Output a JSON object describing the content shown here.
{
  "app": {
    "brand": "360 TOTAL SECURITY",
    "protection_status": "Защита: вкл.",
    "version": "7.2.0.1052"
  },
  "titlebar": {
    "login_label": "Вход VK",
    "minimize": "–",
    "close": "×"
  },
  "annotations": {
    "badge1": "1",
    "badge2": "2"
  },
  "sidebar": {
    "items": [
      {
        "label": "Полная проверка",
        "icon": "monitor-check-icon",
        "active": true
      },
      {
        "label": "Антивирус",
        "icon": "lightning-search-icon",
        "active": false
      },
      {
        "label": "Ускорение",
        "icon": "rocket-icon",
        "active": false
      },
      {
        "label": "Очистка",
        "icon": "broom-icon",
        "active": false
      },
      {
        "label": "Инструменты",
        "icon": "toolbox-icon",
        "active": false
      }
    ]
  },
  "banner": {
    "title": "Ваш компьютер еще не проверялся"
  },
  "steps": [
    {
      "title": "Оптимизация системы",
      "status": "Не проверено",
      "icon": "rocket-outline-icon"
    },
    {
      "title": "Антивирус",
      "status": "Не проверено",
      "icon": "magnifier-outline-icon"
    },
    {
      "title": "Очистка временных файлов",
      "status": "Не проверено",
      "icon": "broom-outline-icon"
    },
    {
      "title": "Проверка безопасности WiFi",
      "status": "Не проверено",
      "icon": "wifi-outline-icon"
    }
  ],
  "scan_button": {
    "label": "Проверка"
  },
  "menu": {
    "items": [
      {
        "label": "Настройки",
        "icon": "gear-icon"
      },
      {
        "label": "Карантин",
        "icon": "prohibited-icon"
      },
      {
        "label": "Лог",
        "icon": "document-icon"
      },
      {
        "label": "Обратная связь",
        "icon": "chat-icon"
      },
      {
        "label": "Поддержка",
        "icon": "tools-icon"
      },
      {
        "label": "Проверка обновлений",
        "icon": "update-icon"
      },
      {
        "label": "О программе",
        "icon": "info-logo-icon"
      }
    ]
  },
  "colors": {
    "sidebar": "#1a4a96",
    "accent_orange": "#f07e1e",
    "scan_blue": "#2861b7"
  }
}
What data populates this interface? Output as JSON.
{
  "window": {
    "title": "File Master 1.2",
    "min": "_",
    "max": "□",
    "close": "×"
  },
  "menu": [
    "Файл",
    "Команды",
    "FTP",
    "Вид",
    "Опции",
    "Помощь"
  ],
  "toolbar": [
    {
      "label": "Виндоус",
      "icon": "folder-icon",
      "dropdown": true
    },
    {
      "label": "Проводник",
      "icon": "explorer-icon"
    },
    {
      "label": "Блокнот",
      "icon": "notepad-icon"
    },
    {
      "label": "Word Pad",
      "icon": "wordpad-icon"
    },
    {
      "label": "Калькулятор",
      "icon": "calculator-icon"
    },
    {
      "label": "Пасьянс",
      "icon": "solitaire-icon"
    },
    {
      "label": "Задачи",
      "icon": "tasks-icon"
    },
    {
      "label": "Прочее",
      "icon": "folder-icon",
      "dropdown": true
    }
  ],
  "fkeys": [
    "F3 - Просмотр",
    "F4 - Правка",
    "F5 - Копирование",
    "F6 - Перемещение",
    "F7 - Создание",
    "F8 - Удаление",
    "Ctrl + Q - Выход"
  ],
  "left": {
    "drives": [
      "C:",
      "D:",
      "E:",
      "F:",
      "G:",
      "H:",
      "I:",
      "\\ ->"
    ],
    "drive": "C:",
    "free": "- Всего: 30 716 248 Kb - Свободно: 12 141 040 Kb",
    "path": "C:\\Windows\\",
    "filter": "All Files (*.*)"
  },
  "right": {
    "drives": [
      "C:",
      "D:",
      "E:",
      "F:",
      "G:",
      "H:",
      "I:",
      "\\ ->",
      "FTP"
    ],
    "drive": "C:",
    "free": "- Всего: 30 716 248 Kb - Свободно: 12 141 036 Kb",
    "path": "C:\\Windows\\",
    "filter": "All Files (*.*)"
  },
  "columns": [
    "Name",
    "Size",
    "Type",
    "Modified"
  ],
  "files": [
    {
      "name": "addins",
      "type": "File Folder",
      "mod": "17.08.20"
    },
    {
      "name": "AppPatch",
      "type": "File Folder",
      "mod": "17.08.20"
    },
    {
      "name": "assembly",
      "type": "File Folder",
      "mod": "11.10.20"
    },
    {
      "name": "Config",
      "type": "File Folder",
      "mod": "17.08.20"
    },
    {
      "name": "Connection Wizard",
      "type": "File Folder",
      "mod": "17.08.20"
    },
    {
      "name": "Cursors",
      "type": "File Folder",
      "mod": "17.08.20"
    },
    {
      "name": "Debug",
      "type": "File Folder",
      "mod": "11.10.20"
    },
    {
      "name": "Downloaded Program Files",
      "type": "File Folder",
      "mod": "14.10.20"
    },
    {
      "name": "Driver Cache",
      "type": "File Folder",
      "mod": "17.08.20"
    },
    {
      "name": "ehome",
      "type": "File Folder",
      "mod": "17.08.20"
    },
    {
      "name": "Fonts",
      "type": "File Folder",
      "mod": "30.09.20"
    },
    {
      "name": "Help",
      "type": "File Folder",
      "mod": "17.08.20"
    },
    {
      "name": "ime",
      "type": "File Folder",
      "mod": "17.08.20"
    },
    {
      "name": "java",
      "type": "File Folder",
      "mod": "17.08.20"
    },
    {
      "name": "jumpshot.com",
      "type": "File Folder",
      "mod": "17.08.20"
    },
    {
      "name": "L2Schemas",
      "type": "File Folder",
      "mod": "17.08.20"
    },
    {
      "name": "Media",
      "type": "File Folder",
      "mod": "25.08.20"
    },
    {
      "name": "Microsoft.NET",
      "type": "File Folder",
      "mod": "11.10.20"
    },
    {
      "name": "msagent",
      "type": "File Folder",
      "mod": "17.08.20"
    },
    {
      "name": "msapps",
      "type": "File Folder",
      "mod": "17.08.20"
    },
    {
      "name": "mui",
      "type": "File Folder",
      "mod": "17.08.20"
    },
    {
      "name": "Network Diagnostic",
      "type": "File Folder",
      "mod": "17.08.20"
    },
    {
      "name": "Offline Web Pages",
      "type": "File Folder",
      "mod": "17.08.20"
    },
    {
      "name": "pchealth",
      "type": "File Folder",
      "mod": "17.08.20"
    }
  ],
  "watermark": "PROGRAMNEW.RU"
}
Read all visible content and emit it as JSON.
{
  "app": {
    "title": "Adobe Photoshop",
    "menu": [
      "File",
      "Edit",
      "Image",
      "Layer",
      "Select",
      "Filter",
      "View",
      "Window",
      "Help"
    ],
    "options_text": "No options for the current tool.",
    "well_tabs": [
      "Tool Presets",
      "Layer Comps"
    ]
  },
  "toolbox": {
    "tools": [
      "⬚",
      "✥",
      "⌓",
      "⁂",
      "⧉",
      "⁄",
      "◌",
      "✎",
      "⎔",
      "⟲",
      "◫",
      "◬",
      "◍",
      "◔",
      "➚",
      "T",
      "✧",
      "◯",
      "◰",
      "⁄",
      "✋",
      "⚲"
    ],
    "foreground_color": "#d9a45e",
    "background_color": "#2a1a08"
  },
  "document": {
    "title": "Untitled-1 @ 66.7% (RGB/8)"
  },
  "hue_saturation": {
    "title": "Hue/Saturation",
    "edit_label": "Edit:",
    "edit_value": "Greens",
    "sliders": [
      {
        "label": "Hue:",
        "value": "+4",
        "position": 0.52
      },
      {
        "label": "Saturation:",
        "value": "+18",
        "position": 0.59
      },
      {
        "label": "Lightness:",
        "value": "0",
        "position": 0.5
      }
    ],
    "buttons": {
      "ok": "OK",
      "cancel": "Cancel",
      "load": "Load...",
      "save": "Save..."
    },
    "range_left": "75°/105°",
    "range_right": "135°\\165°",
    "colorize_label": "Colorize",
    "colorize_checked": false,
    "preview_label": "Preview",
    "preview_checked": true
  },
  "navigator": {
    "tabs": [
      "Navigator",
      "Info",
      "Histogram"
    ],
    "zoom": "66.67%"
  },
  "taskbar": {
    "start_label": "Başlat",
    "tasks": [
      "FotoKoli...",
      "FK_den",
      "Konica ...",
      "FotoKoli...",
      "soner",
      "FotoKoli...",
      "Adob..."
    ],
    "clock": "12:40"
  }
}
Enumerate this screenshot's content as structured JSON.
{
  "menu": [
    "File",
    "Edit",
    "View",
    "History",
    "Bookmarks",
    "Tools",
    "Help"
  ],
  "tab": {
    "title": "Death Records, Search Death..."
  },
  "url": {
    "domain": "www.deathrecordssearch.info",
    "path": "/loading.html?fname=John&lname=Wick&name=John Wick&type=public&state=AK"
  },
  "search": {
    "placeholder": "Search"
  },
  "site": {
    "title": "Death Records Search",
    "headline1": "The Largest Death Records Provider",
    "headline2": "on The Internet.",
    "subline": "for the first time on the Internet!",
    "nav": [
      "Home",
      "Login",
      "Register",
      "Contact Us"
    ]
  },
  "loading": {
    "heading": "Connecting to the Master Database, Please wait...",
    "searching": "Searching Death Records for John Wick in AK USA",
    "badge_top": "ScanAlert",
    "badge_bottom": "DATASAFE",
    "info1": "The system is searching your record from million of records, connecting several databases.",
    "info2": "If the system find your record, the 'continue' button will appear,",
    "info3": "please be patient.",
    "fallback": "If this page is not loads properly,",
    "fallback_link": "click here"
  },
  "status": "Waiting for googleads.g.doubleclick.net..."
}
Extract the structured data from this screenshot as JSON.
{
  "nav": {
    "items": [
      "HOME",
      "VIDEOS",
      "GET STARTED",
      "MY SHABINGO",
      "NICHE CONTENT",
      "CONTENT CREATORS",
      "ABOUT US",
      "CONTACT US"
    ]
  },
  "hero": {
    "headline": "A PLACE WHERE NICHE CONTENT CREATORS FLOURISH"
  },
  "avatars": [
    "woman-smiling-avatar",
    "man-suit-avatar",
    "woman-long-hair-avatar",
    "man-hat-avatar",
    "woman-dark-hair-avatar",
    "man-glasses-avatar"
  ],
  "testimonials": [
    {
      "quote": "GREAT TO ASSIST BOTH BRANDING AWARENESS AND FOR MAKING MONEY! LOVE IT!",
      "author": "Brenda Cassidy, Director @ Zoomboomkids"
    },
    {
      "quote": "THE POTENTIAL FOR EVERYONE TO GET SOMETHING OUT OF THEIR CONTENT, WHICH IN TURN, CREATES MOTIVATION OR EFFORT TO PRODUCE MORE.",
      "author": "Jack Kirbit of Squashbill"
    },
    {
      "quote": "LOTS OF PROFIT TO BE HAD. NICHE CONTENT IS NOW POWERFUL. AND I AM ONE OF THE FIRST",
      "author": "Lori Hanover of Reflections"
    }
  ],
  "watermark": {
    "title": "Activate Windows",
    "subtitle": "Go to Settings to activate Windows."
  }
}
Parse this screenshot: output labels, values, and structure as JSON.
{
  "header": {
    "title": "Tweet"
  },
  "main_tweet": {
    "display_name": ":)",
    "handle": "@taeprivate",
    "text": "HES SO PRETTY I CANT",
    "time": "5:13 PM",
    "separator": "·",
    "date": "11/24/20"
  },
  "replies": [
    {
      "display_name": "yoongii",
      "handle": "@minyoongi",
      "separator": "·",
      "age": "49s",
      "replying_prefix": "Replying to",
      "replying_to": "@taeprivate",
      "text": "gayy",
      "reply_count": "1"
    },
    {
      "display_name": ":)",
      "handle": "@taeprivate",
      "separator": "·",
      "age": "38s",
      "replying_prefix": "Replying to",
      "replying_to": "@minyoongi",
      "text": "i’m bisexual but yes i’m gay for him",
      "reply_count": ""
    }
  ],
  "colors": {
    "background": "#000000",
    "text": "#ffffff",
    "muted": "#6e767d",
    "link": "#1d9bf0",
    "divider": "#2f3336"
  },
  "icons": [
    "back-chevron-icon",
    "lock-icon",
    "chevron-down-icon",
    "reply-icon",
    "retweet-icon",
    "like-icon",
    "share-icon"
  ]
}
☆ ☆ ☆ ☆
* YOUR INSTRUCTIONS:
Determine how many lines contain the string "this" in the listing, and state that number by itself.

* RESULT OF THE TASK:
5